**Data**
== == ==

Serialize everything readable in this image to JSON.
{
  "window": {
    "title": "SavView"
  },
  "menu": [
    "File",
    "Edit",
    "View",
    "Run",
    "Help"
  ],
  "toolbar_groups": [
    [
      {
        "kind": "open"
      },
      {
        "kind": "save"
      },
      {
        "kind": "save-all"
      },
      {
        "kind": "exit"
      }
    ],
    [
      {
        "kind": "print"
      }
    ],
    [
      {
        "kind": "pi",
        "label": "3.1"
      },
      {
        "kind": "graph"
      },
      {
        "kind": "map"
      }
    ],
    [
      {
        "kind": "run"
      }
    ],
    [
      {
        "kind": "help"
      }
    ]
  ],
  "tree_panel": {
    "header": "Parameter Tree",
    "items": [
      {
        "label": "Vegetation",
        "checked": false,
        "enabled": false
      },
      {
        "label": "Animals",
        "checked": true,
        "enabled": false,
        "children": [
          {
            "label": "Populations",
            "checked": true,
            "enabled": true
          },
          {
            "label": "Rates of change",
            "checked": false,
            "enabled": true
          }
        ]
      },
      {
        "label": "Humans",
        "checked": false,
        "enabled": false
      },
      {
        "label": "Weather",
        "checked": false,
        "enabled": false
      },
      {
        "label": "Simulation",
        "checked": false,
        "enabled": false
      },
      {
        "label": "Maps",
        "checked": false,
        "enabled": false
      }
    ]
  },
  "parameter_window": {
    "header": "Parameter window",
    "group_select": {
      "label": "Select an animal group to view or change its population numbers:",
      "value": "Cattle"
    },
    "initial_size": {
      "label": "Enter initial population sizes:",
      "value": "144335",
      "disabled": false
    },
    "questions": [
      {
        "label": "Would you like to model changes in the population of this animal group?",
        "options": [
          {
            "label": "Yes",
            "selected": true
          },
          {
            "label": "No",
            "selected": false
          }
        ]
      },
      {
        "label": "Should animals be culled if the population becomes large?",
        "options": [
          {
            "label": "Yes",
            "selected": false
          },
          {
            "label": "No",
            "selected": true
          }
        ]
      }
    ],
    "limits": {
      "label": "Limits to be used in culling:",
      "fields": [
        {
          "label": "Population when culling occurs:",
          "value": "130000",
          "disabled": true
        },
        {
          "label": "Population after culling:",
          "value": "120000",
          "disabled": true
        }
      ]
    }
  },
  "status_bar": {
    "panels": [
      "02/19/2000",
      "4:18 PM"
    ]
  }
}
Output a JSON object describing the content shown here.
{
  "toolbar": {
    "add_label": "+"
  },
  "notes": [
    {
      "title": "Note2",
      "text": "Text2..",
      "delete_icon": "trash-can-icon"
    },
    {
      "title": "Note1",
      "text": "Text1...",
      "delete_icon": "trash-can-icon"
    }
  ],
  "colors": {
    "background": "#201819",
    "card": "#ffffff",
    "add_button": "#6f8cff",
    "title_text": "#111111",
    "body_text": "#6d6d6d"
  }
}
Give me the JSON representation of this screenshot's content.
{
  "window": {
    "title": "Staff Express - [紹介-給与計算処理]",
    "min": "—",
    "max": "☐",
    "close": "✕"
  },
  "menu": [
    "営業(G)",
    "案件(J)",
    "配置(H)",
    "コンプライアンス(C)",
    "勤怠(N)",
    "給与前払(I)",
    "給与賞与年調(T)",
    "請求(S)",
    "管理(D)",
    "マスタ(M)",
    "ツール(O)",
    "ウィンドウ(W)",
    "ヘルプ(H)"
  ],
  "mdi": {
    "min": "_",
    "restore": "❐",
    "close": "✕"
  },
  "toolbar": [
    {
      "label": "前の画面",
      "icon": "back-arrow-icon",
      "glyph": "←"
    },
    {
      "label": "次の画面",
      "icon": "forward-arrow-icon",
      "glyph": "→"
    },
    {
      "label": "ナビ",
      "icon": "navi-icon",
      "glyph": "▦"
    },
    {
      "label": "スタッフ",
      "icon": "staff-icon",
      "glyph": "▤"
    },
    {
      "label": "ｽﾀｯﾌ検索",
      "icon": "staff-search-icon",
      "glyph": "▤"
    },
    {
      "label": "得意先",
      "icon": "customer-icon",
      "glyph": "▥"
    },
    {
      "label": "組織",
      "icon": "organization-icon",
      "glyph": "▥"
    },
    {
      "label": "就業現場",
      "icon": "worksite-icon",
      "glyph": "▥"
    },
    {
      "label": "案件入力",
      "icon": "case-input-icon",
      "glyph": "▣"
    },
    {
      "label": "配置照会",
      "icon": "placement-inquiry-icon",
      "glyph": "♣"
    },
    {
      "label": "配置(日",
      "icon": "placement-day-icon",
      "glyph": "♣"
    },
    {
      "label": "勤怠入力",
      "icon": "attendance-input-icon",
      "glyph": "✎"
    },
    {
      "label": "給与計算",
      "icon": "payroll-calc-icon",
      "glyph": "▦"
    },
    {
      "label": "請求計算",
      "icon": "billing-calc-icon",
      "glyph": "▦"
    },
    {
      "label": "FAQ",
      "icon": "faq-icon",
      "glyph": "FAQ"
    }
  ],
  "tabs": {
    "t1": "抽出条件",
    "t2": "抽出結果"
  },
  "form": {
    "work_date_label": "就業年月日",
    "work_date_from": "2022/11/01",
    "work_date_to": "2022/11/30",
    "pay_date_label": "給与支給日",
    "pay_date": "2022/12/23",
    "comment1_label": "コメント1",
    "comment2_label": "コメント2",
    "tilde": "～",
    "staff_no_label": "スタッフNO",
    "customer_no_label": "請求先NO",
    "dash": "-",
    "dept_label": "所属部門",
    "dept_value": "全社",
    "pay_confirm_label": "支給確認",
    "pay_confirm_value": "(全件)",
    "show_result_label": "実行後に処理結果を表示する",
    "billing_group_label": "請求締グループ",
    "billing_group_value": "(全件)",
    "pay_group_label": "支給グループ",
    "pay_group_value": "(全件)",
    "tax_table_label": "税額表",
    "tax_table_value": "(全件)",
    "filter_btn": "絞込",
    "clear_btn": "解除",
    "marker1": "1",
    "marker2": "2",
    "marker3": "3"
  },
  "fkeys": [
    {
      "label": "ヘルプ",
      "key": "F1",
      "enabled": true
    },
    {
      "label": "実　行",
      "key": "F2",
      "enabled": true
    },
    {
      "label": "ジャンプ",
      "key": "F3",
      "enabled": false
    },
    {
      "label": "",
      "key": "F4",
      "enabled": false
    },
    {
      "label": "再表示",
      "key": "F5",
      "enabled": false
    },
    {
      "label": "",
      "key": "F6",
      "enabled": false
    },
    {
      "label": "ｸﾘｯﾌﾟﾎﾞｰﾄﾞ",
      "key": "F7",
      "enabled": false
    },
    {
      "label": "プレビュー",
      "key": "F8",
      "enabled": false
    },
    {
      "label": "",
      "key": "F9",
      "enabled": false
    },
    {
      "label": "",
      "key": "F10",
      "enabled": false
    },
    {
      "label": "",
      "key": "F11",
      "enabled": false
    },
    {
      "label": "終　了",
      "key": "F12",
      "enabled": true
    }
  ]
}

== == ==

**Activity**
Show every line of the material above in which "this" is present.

**Solution to the exercise**
Serialize everything readable in this image to JSON.
        "label": "Would you like to model changes in the population of this animal group?",
Give me the JSON representation of this screenshot's content.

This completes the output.